#### REQUIREMENT
Your job is to copy the lines from the material that include "data".

#### THE INPUT
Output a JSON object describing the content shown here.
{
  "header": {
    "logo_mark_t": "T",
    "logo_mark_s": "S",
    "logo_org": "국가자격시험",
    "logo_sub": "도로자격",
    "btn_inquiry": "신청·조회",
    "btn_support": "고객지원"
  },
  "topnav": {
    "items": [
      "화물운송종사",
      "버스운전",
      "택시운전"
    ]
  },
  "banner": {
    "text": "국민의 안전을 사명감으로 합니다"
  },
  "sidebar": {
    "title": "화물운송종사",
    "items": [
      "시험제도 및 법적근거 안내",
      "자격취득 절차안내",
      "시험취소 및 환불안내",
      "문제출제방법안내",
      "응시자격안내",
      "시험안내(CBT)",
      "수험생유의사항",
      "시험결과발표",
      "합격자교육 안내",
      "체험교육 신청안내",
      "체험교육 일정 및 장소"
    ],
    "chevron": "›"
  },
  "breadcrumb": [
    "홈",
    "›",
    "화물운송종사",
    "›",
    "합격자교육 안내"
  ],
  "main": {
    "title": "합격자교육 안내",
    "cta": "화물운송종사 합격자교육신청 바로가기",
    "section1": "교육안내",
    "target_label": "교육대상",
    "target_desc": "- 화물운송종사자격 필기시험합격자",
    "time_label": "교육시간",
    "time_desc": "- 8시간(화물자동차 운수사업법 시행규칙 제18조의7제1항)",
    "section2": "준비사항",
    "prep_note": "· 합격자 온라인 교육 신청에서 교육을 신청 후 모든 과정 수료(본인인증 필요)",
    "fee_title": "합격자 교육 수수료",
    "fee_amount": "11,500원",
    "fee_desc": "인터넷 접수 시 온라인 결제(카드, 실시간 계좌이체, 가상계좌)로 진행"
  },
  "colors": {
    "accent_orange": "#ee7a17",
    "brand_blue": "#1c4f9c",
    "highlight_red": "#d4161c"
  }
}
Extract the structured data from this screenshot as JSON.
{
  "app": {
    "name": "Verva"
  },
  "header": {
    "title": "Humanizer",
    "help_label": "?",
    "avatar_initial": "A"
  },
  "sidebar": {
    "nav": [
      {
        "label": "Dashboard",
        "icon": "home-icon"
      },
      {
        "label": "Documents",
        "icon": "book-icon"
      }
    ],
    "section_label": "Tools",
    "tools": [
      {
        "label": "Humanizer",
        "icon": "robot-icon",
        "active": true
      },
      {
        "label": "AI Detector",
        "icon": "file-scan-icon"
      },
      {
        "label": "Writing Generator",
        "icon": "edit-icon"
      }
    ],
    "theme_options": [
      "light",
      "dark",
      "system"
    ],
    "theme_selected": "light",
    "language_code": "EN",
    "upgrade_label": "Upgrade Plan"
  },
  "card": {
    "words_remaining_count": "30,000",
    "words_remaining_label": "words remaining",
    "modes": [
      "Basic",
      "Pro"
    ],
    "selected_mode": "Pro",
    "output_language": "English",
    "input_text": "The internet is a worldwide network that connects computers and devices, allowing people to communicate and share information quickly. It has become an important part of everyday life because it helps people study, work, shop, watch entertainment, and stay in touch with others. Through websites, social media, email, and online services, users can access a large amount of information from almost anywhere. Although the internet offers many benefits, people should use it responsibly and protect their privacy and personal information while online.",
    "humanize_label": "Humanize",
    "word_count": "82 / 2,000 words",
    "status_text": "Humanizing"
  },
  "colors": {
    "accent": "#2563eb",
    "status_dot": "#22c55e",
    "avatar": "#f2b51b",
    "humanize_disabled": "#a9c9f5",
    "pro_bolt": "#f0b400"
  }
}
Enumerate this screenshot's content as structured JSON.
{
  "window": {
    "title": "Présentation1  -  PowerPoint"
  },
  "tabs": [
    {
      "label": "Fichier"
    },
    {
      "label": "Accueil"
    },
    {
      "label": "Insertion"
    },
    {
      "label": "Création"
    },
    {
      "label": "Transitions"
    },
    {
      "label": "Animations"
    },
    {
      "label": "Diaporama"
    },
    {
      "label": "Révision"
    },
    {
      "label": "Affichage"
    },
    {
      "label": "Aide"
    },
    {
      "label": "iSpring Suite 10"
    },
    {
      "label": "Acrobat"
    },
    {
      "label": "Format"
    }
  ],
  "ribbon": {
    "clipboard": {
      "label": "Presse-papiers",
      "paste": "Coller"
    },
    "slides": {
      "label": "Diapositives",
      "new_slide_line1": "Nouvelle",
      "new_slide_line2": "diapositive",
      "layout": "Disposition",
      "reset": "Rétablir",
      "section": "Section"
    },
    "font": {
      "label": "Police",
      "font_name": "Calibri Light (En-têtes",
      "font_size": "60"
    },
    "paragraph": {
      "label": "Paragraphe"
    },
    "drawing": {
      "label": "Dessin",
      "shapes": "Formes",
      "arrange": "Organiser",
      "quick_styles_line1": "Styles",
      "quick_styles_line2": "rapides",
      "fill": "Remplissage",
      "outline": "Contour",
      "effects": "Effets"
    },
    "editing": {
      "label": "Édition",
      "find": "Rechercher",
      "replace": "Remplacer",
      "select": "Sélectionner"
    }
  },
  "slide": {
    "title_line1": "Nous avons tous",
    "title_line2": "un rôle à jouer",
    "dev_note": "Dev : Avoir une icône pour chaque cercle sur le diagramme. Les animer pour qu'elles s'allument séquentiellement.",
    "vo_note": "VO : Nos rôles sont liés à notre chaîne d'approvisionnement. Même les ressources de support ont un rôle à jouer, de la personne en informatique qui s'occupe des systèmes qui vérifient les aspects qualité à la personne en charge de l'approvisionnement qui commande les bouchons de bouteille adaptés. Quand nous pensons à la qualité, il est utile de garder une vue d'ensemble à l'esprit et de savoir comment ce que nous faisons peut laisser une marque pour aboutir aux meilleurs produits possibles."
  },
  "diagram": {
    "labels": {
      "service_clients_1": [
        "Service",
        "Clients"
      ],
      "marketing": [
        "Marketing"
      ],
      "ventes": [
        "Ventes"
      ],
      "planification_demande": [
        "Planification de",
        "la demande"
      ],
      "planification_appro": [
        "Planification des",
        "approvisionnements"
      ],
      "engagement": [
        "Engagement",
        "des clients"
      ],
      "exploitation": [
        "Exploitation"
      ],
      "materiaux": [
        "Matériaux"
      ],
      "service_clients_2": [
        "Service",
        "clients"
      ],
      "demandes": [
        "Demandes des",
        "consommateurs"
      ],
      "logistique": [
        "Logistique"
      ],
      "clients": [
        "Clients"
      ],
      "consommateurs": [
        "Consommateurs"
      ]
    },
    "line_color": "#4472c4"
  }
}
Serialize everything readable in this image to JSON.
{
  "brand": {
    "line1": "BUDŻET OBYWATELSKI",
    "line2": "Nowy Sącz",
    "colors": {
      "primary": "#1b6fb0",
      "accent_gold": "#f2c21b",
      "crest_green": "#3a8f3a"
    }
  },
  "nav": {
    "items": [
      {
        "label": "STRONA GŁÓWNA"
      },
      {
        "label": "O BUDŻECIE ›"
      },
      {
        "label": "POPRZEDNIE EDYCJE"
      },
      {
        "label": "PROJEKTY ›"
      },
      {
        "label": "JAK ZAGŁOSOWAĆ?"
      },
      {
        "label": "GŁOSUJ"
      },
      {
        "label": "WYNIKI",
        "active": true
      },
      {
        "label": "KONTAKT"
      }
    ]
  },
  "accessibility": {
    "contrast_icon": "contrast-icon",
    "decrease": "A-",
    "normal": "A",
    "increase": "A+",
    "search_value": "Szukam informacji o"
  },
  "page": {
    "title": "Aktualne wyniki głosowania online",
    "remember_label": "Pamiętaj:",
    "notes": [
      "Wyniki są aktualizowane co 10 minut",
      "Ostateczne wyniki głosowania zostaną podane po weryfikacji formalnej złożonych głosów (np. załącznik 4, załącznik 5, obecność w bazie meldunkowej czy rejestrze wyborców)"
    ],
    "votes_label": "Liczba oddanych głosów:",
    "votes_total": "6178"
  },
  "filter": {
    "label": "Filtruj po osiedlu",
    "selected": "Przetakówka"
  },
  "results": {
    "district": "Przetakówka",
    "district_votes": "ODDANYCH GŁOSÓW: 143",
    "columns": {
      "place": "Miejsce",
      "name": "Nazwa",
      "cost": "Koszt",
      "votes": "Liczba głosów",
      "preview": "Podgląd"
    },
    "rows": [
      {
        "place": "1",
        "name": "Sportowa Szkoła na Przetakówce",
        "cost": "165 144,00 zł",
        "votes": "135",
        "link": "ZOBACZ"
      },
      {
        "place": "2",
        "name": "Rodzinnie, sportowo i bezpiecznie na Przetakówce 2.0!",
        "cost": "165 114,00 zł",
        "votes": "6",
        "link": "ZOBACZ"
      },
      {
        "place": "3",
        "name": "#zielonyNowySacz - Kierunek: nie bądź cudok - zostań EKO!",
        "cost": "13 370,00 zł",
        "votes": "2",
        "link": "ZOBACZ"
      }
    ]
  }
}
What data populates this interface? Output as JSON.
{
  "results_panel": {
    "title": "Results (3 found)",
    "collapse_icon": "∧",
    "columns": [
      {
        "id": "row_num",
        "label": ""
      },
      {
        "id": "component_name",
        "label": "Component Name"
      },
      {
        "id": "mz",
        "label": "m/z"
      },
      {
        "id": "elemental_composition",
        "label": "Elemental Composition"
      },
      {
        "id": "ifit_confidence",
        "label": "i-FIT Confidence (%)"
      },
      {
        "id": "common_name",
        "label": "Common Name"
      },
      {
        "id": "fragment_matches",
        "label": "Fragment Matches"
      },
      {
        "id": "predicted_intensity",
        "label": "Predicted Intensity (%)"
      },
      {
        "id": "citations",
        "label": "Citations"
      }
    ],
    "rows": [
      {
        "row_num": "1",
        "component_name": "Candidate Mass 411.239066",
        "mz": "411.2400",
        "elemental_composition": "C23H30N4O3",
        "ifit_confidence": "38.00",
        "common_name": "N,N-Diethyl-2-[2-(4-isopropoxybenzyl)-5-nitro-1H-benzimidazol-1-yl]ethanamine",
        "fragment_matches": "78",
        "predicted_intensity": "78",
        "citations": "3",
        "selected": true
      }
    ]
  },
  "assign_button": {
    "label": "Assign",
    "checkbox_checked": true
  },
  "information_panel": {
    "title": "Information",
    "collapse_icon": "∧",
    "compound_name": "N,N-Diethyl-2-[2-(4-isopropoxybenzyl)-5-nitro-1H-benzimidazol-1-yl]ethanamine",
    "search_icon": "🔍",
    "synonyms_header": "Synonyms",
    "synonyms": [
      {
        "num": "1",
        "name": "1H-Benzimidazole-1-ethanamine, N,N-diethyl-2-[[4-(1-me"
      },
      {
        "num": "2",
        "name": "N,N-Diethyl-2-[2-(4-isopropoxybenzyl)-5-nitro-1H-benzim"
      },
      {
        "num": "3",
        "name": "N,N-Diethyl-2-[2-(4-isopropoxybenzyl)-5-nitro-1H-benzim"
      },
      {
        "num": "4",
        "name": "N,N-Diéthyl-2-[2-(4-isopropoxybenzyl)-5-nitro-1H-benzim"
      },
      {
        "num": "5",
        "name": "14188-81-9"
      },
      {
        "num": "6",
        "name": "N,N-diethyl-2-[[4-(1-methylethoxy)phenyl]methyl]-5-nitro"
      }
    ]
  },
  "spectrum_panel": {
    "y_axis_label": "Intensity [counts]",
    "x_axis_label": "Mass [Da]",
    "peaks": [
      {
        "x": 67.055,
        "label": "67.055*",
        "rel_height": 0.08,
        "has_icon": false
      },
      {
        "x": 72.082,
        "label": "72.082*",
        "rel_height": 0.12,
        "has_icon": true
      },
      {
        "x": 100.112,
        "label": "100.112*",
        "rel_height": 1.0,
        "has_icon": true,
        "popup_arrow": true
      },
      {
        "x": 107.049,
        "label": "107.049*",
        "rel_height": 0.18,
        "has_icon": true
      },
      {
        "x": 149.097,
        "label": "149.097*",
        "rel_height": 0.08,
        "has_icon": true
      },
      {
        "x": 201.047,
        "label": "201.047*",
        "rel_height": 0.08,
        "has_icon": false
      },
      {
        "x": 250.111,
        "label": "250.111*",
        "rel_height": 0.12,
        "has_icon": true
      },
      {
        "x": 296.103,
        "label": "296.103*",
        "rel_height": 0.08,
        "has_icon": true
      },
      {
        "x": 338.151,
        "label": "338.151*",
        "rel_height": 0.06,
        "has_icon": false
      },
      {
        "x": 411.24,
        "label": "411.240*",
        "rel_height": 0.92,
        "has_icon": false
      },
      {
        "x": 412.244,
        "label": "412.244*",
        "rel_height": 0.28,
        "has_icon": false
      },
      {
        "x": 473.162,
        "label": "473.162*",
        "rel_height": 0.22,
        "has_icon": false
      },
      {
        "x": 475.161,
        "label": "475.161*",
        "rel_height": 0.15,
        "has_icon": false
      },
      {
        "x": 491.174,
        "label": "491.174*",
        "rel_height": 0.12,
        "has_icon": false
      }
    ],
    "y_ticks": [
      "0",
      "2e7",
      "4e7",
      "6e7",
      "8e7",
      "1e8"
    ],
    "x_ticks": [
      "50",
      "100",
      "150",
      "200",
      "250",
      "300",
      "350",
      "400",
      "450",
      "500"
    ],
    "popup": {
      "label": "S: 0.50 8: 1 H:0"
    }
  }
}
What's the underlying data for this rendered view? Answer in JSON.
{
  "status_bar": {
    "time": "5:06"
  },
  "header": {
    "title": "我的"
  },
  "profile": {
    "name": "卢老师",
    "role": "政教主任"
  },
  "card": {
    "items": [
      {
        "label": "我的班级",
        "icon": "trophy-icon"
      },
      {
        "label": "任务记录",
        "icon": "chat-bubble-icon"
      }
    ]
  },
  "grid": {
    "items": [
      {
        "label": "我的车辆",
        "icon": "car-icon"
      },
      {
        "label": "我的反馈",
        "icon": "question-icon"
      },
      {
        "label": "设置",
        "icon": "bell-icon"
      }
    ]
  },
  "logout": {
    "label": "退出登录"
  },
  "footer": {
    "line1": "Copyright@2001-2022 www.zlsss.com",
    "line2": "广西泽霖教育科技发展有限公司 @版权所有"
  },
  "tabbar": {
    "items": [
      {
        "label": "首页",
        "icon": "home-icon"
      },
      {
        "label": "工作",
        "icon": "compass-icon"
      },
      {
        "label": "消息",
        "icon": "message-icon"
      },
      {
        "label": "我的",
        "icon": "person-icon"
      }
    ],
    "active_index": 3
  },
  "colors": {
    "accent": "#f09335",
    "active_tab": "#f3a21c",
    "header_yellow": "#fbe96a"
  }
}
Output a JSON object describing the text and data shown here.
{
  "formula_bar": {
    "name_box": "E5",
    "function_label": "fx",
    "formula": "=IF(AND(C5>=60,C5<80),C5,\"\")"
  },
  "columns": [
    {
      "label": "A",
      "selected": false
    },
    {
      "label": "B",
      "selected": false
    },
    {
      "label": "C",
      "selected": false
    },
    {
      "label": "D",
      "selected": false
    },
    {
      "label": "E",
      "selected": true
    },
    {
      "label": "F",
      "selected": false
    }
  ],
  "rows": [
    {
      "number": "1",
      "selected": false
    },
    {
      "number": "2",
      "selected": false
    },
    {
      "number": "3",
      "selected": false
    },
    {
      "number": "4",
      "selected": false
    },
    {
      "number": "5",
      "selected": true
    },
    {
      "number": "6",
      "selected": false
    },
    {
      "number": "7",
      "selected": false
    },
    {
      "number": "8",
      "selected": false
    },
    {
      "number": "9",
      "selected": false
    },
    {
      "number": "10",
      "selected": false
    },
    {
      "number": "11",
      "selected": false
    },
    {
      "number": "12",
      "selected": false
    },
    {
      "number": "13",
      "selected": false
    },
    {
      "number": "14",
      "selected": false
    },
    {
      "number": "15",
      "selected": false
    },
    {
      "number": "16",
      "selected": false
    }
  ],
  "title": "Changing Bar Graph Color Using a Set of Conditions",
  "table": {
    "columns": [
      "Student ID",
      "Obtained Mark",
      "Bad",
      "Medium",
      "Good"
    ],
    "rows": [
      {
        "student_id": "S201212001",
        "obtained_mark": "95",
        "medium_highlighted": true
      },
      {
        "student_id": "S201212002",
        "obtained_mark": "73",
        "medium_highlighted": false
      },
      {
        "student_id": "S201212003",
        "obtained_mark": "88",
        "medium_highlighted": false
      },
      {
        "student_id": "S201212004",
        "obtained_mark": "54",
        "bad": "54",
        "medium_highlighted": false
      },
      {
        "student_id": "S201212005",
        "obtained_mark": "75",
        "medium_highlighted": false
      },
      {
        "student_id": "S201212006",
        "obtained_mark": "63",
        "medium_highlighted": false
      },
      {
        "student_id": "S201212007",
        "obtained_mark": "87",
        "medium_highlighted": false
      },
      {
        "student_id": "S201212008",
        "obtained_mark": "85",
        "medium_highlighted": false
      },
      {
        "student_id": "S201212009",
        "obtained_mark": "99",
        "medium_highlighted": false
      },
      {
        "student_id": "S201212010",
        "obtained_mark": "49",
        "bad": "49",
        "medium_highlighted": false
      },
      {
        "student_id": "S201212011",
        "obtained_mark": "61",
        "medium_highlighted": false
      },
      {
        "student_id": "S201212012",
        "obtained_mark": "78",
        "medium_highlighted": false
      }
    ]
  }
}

#### TASK OUTPUT
Extract the structured data from this screenshot as JSON.
What data populates this interface? Output as JSON.
What's the underlying data for this rendered view? Answer in JSON.
Output a JSON object describing the text and data shown here.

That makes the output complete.